Goal of the exercise
Only a number is wanted: how many lines in the listing contain the word "colores"?

Data in this exercise
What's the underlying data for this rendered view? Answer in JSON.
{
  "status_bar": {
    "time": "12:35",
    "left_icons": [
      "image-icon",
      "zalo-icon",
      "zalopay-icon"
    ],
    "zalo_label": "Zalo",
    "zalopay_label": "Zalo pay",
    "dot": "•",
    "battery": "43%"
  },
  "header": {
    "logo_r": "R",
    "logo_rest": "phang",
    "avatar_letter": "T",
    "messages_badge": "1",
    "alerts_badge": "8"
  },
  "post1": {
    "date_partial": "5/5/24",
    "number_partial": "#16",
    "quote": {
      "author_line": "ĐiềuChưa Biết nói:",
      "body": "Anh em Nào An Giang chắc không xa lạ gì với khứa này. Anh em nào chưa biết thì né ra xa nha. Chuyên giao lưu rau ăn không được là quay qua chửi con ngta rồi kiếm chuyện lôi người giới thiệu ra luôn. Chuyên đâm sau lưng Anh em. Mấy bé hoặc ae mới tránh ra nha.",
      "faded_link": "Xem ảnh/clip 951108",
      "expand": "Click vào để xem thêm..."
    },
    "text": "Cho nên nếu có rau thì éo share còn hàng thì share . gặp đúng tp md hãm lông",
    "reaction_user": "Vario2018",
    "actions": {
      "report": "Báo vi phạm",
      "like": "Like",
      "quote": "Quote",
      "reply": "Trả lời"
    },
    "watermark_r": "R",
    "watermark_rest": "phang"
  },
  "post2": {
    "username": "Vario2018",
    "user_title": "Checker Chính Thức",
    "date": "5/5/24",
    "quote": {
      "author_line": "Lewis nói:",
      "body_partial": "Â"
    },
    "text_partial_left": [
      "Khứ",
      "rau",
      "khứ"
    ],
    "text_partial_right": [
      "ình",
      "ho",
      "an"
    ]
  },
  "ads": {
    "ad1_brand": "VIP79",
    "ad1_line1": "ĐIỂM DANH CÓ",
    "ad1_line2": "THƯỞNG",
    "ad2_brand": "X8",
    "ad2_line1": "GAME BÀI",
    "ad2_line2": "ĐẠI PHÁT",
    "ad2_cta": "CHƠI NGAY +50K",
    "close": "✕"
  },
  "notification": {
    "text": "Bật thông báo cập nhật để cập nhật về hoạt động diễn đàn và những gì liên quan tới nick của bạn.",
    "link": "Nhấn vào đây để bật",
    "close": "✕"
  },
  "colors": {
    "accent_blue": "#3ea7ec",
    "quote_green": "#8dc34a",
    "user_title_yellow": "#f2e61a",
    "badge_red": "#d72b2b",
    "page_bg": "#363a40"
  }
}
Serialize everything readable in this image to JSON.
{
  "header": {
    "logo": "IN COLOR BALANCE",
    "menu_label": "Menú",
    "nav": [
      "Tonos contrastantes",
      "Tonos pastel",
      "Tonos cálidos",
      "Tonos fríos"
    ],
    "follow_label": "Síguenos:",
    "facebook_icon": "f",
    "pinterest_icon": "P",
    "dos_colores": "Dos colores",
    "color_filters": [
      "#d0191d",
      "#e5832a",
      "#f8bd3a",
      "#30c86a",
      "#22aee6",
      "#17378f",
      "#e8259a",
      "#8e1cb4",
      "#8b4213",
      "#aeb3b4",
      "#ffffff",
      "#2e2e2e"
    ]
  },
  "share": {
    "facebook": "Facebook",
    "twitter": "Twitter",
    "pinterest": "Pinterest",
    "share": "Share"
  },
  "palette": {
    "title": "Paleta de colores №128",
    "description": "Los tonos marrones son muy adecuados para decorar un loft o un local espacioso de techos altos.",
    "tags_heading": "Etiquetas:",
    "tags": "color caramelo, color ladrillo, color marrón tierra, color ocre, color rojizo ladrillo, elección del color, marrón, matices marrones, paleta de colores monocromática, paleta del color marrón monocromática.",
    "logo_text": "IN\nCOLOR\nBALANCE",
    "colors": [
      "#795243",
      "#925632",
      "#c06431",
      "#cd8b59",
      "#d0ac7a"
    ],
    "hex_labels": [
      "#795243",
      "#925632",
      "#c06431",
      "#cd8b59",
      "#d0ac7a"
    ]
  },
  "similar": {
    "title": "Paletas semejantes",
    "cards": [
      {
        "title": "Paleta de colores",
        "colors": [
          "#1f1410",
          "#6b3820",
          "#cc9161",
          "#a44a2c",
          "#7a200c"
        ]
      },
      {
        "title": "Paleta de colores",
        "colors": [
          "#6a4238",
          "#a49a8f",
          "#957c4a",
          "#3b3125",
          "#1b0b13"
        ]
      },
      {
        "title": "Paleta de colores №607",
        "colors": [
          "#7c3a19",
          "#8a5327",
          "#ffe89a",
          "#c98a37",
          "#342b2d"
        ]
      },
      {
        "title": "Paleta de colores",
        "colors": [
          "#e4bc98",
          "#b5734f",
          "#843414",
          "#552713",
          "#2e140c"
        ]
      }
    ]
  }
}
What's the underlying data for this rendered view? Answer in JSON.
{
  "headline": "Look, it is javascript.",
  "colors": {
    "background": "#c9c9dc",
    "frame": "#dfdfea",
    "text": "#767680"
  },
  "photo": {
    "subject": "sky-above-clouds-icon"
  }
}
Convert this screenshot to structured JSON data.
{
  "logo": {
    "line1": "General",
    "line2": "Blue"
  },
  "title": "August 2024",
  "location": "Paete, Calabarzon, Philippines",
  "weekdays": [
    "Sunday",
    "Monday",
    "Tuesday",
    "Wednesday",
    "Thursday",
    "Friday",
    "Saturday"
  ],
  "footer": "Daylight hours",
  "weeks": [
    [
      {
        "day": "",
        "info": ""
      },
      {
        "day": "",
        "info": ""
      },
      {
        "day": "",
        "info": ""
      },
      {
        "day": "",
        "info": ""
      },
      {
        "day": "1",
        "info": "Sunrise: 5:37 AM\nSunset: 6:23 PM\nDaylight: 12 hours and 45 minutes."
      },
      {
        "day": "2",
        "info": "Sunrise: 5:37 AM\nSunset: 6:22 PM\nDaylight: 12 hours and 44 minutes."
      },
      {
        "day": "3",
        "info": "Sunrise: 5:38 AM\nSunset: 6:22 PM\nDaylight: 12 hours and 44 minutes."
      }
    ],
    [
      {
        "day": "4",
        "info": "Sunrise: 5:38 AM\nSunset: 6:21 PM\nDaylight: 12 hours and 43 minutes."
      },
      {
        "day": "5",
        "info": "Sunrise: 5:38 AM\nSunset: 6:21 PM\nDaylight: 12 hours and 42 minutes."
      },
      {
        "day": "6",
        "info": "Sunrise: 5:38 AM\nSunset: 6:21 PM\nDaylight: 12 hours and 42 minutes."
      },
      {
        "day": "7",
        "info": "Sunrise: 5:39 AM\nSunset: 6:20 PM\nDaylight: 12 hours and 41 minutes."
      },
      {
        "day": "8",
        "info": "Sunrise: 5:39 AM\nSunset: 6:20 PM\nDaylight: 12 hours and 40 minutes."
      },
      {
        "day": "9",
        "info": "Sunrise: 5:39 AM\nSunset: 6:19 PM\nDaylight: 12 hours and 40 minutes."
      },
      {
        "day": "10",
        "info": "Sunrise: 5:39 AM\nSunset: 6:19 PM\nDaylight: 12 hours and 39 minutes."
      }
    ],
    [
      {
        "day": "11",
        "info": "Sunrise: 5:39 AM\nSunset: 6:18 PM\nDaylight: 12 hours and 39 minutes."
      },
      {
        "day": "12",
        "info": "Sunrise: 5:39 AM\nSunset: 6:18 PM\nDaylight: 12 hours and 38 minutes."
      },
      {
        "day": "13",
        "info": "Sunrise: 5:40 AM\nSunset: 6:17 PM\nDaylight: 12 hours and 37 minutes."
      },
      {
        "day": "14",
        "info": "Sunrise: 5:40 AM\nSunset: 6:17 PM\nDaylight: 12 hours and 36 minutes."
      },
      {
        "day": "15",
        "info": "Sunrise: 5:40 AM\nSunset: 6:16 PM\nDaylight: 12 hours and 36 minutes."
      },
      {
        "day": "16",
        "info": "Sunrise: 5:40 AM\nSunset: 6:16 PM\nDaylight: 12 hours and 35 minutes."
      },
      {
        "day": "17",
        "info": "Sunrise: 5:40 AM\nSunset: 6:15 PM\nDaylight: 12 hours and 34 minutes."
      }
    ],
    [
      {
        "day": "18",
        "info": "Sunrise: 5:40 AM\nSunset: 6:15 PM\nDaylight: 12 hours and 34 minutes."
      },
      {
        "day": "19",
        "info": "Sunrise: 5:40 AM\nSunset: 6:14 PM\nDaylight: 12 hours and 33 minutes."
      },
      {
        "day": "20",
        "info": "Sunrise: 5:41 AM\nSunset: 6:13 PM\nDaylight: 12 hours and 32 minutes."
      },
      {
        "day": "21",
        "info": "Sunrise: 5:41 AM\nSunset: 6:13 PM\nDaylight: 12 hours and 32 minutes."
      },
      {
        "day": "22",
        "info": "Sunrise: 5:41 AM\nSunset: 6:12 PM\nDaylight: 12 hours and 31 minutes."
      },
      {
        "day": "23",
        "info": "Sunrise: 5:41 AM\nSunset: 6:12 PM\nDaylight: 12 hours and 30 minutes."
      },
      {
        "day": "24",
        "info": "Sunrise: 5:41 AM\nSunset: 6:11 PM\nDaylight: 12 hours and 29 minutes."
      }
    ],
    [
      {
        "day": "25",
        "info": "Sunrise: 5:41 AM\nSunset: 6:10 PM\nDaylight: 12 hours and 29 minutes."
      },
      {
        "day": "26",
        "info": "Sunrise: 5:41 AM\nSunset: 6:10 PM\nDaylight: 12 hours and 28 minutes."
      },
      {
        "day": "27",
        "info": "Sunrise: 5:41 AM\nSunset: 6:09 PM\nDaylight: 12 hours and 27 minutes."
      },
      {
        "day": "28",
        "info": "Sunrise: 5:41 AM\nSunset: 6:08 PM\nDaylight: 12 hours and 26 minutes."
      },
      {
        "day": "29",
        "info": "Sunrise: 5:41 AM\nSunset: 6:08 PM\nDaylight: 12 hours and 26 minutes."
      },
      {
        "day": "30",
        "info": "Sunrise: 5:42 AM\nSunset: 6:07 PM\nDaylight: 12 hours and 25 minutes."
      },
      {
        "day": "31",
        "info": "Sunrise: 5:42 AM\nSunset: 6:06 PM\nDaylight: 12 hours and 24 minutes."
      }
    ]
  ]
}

Problem solution
7